Work to complete - The full set of entries is to be returned word for word.

==== Dataset excerpts

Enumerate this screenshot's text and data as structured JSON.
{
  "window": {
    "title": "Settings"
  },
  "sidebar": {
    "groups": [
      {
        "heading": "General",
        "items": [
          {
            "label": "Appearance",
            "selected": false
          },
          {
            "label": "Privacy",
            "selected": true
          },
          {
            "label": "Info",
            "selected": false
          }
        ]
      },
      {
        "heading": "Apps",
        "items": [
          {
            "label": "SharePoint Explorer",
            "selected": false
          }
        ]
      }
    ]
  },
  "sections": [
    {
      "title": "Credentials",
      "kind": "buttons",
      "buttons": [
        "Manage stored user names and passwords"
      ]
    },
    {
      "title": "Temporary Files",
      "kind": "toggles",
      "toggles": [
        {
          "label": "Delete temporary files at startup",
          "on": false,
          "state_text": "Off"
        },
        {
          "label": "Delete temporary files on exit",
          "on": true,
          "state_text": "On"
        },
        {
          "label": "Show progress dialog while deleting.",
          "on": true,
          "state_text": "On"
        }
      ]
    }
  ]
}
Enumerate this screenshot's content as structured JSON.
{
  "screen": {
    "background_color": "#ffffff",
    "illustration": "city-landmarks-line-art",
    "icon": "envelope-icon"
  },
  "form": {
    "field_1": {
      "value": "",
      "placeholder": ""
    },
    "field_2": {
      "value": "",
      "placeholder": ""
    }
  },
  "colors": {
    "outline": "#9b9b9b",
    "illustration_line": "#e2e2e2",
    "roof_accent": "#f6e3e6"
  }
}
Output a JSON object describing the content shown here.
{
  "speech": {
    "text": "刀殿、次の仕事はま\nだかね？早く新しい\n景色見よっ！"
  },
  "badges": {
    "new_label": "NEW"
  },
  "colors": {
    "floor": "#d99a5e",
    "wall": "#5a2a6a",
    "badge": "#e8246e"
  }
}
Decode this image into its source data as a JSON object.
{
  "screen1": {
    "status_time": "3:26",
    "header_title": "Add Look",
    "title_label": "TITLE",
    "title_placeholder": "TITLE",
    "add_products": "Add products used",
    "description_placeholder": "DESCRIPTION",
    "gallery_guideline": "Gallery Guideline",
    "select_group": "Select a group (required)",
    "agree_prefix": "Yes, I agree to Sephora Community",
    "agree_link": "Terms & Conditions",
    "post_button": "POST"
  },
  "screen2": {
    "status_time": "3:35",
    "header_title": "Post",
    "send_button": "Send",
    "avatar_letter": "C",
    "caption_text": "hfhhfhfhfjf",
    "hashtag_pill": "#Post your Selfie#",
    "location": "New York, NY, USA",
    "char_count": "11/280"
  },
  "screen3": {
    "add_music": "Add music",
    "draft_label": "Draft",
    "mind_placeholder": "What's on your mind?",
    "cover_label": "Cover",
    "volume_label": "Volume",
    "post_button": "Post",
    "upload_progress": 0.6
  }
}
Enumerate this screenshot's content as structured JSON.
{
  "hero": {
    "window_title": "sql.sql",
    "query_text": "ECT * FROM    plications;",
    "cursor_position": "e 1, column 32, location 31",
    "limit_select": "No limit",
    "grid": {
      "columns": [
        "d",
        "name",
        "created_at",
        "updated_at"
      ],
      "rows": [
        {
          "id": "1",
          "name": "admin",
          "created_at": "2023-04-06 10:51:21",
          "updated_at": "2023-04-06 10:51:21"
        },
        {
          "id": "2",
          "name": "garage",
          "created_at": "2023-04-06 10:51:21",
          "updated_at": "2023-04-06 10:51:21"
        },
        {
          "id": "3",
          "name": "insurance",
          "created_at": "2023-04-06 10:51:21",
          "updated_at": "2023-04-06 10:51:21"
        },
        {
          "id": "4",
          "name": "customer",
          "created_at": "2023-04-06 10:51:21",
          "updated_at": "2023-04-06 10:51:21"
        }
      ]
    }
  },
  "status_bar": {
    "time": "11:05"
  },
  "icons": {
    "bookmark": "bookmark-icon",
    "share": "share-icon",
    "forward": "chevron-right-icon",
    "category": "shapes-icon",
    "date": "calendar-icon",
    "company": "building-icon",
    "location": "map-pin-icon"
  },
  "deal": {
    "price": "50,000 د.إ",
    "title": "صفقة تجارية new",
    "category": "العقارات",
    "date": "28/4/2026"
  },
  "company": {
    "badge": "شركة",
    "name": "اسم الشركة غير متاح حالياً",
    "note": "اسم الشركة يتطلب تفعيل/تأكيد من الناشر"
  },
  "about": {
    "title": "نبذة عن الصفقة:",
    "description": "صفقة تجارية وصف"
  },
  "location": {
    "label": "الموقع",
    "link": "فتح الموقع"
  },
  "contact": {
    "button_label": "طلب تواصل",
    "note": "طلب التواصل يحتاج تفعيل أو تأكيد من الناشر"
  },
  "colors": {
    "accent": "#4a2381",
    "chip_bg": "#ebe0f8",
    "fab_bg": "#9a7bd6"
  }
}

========

Task answer -
Enumerate this screenshot's text and data as structured JSON.
{
  "window": {
    "title": "Settings"
  },
  "sidebar": {
    "groups": [
      {
        "heading": "General",
        "items": [
          {
            "label": "Appearance",
            "selected": false
          },
          {
            "label": "Privacy",
            "selected": true
          },
          {
            "label": "Info",
            "selected": false
          }
        ]
      },
      {
        "heading": "Apps",
        "items": [
          {
            "label": "SharePoint Explorer",
            "selected": false
          }
        ]
      }
    ]
  },
  "sections": [
    {
      "title": "Credentials",
      "kind": "buttons",
      "buttons": [
        "Manage stored user names and passwords"
      ]
    },
    {
      "title": "Temporary Files",
      "kind": "toggles",
      "toggles": [
        {
          "label": "Delete temporary files at startup",
          "on": false,
          "state_text": "Off"
        },
        {
          "label": "Delete temporary files on exit",
          "on": true,
          "state_text": "On"
        },
        {
          "label": "Show progress dialog while deleting.",
          "on": true,
          "state_text": "On"
        }
      ]
    }
  ]
}
Enumerate this screenshot's content as structured JSON.
{
  "screen": {
    "background_color": "#ffffff",
    "illustration": "city-landmarks-line-art",
    "icon": "envelope-icon"
  },
  "form": {
    "field_1": {
      "value": "",
      "placeholder": ""
    },
    "field_2": {
      "value": "",
      "placeholder": ""
    }
  },
  "colors": {
    "outline": "#9b9b9b",
    "illustration_line": "#e2e2e2",
    "roof_accent": "#f6e3e6"
  }
}
Output a JSON object describing the content shown here.
{
  "speech": {
    "text": "刀殿、次の仕事はま\nだかね？早く新しい\n景色見よっ！"
  },
  "badges": {
    "new_label": "NEW"
  },
  "colors": {
    "floor": "#d99a5e",
    "wall": "#5a2a6a",
    "badge": "#e8246e"
  }
}
Decode this image into its source data as a JSON object.
{
  "screen1": {
    "status_time": "3:26",
    "header_title": "Add Look",
    "title_label": "TITLE",
    "title_placeholder": "TITLE",
    "add_products": "Add products used",
    "description_placeholder": "DESCRIPTION",
    "gallery_guideline": "Gallery Guideline",
    "select_group": "Select a group (required)",
    "agree_prefix": "Yes, I agree to Sephora Community",
    "agree_link": "Terms & Conditions",
    "post_button": "POST"
  },
  "screen2": {
    "status_time": "3:35",
    "header_title": "Post",
    "send_button": "Send",
    "avatar_letter": "C",
    "caption_text": "hfhhfhfhfjf",
    "hashtag_pill": "#Post your Selfie#",
    "location": "New York, NY, USA",
    "char_count": "11/280"
  },
  "screen3": {
    "add_music": "Add music",
    "draft_label": "Draft",
    "mind_placeholder": "What's on your mind?",
    "cover_label": "Cover",
    "volume_label": "Volume",
    "post_button": "Post",
    "upload_progress": 0.6
  }
}
Enumerate this screenshot's content as structured JSON.
{
  "hero": {
    "window_title": "sql.sql",
    "query_text": "ECT * FROM    plications;",
    "cursor_position": "e 1, column 32, location 31",
    "limit_select": "No limit",
    "grid": {
      "columns": [
        "d",
        "name",
        "created_at",
        "updated_at"
      ],
      "rows": [
        {
          "id": "1",
          "name": "admin",
          "created_at": "2023-04-06 10:51:21",
          "updated_at": "2023-04-06 10:51:21"
        },
        {
          "id": "2",
          "name": "garage",
          "created_at": "2023-04-06 10:51:21",
          "updated_at": "2023-04-06 10:51:21"
        },
        {
          "id": "3",
          "name": "insurance",
          "created_at": "2023-04-06 10:51:21",
          "updated_at": "2023-04-06 10:51:21"
        },
        {
          "id": "4",
          "name": "customer",
          "created_at": "2023-04-06 10:51:21",
          "updated_at": "2023-04-06 10:51:21"
        }
      ]
    }
  },
  "status_bar": {
    "time": "11:05"
  },
  "icons": {
    "bookmark": "bookmark-icon",
    "share": "share-icon",
    "forward": "chevron-right-icon",
    "category": "shapes-icon",
    "date": "calendar-icon",
    "company": "building-icon",
    "location": "map-pin-icon"
  },
  "deal": {
    "price": "50,000 د.إ",
    "title": "صفقة تجارية new",
    "category": "العقارات",
    "date": "28/4/2026"
  },
  "company": {
    "badge": "شركة",
    "name": "اسم الشركة غير متاح حالياً",
    "note": "اسم الشركة يتطلب تفعيل/تأكيد من الناشر"
  },
  "about": {
    "title": "نبذة عن الصفقة:",
    "description": "صفقة تجارية وصف"
  },
  "location": {
    "label": "الموقع",
    "link": "فتح الموقع"
  },
  "contact": {
    "button_label": "طلب تواصل",
    "note": "طلب التواصل يحتاج تفعيل أو تأكيد من الناشر"
  },
  "colors": {
    "accent": "#4a2381",
    "chip_bg": "#ebe0f8",
    "fab_bg": "#9a7bd6"
  }
}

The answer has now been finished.